Tuesday, November 3, 2015


Ganesha the god-maker regarded the jungle about him. Though he walked through the realm of the phantom cats, he feared no evil. For the Lord of Chaos walked by his side, and the Trident of Destruction comforted him.
--Roger Zelazny, in Lord of Light


I am a person who is naturally superstitious. In developing a mental fortitude that allowed me to run great distances, I've found not only the use of mantras to be very important but having a physical symbol of strength to carry with me. When I started this running journey I was wearing the Ankh, the Egyptian symbol associated with everlasting life and the element of water. Being a Rhode Islander the water has always had an important role in my life, and I took up running in part to extend my health and my life, so I feel the connection there is obvious. I've also always enjoyed the Ankh as a symbol. I've owned various pendants in that shape since I was a teenager, so I've got some history with it.

I wore the Ankh on and off for a couple of years (I continue to wear it today on occasion) and I also wear the Eye of Horus. Another ancient symbol that represents protection. My Horus pendant is an onyx disc with multiple Egyptian symbols surrounding the eye in Silver. I never wore it a lot while running, just because it was so heavy. But I did wear it quite a few other times through the past years because I like the iconography.

I moved on to the Scorpion for a couple of reasons. My astrological sign is Scorpio, and also I wanted to claim the protection of a symbol that many people, including myself, may find intimidating. It was a sort of a “batman” moment. Scorpions aren't terribly friendly. But I think of mine as being a spirit animal of sorts. I usually have some minor anxieties when dragging myself out on a long run (am I dressed right for the weather? What if a car hits me? What if I twist an ankle?) and I have to muster the strength to just get out the door. The scorpion pendant I wear represents that sort of grit that it takes to pull me through some of those thoughts.

For this next chapter in my life I've chosen a different sort of talisman. In discussing design plans for our baby's nursery, my wife and I settled on a color scheme of teals, blues, and lime greens with Elephants as a unifying theme. We've always liked elephants, and I've long collected statues (and have a great set of book ends) of elephants. I also can remember my grandmother reading the French children's stories of Babar to me when I was young.

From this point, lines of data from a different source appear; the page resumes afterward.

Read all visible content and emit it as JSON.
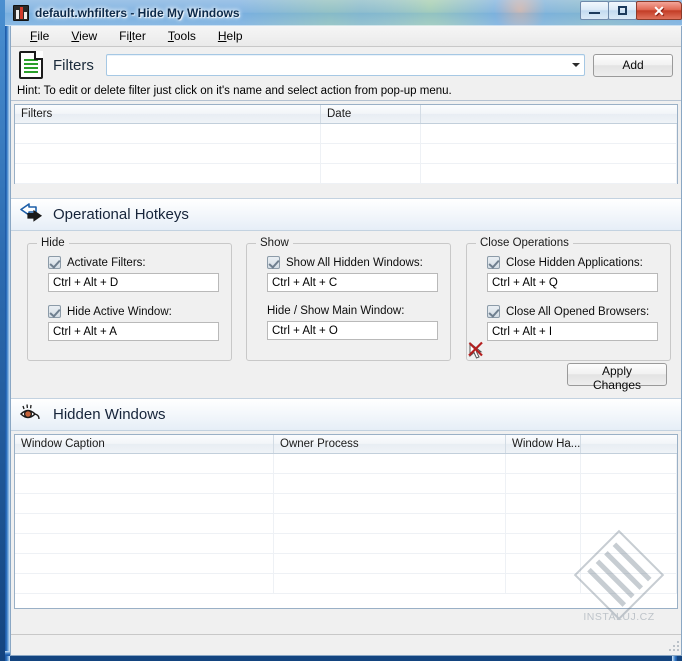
{
  "window": {
    "title": "default.whfilters - Hide My Windows",
    "app_icon": "app-window-icon",
    "caption_buttons": {
      "minimize": "Minimize",
      "maximize": "Maximize",
      "close": "Close"
    }
  },
  "menubar": {
    "items": [
      {
        "label": "File",
        "accel": "F"
      },
      {
        "label": "View",
        "accel": "V"
      },
      {
        "label": "Filter",
        "accel": "l"
      },
      {
        "label": "Tools",
        "accel": "T"
      },
      {
        "label": "Help",
        "accel": "H"
      }
    ]
  },
  "filters_bar": {
    "icon": "filters-clipboard-icon",
    "label": "Filters",
    "combo_value": "",
    "combo_placeholder": "",
    "add_label": "Add"
  },
  "hint": {
    "text": "Hint: To edit or delete filter just click on it's name and select action from pop-up menu."
  },
  "filters_grid": {
    "columns": [
      "Filters",
      "Date",
      ""
    ],
    "rows": []
  },
  "hotkeys_section": {
    "icon": "swap-arrows-icon",
    "title": "Operational Hotkeys",
    "groups": [
      {
        "title": "Hide",
        "fields": [
          {
            "label": "Activate Filters:",
            "checkbox": true,
            "checked": true,
            "value": "Ctrl + Alt + D"
          },
          {
            "label": "Hide Active Window:",
            "checkbox": true,
            "checked": true,
            "value": "Ctrl + Alt + A"
          }
        ]
      },
      {
        "title": "Show",
        "fields": [
          {
            "label": "Show All Hidden Windows:",
            "checkbox": true,
            "checked": true,
            "value": "Ctrl + Alt + C"
          },
          {
            "label": "Hide / Show Main Window:",
            "checkbox": false,
            "checked": false,
            "value": "Ctrl + Alt + O"
          }
        ]
      },
      {
        "title": "Close Operations",
        "fields": [
          {
            "label": "Close Hidden Applications:",
            "checkbox": true,
            "checked": true,
            "value": "Ctrl + Alt + Q"
          },
          {
            "label": "Close All Opened Browsers:",
            "checkbox": true,
            "checked": true,
            "value": "Ctrl + Alt + I"
          }
        ]
      }
    ],
    "apply_label": "Apply Changes",
    "cursor_icon": "no-drop-cursor-icon"
  },
  "hidden_windows_section": {
    "icon": "eye-icon",
    "title": "Hidden Windows",
    "columns": [
      "Window Caption",
      "Owner Process",
      "Window Ha...",
      ""
    ],
    "rows": []
  },
  "watermark": {
    "text": "INSTALUJ.CZ"
  },
  "colors": {
    "frame_blue": "#1b56a4",
    "accent_green": "#2aa02a",
    "close_red": "#c33d26",
    "section_text": "#16243a",
    "cursor_red": "#b41f1f"
  }
}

Being a student of Eastern thought, and coupled with this new plan for the nursery I've decided to adopt the Hindu deity of Ganesha as my talisman for this next ten years. Ganesha is the Hindu deity who is often referred to as the “remover of obstacles.” He is the God of knowledge, wisdom, and new beginnings.

One of my favorite books on Hinduism is Sanjay Patel's The Little Book of Hindu Deities. In the book Patel refers to a story in which Shiva created Ganesha to protect his wife Parvati. When he returned, Ganesha didn't recognize him and so Shiva took his head off. 

Parvati gave him a hard time about that, so Shiva replaced his head with the head of an elephant. Obviously there are a lot of variations to these stories as Hinduism is a very old religion, but this one is one of my favorite versions. My understanding is that in Hinduism he is seen as a friend deity, one who you are meant to think of warmly. I like that for this chapter, because I'm hoping this child sees the world in a warm, friendly way.

So Ganesha will be a great symbol for me as I start this new chapter in my life: a way to tie in an acceptance of all the changes to come. A symbol of the desire to learn and overcome, and the unconditional love I already feel for this child.

My legs are tired this week. 8 miles into the week, and we have a fairly big storm coming that's expected to drop a couple of inches of rain. I may take a day off today to rest, and run some errands. This weekend I'm planning to run a 5k I run every year around my birthday. I'm not sure that I'll try to race it very hard, but I'm hoping to put in a decent enough effort and finish around 22 minutes. I'm thinking it was overly ambitious to shoot for the marathon this Sunday (on my birthday) but who knows. I may still change my mind and go run it.

My bigger concern now is running it and getting injured, being unable to run the running streak I do every year between American Thanksgiving and New Year's Day. Decisions, decisions...

No comments:

Post a Comment

Comments are appreciated, but will be moderated.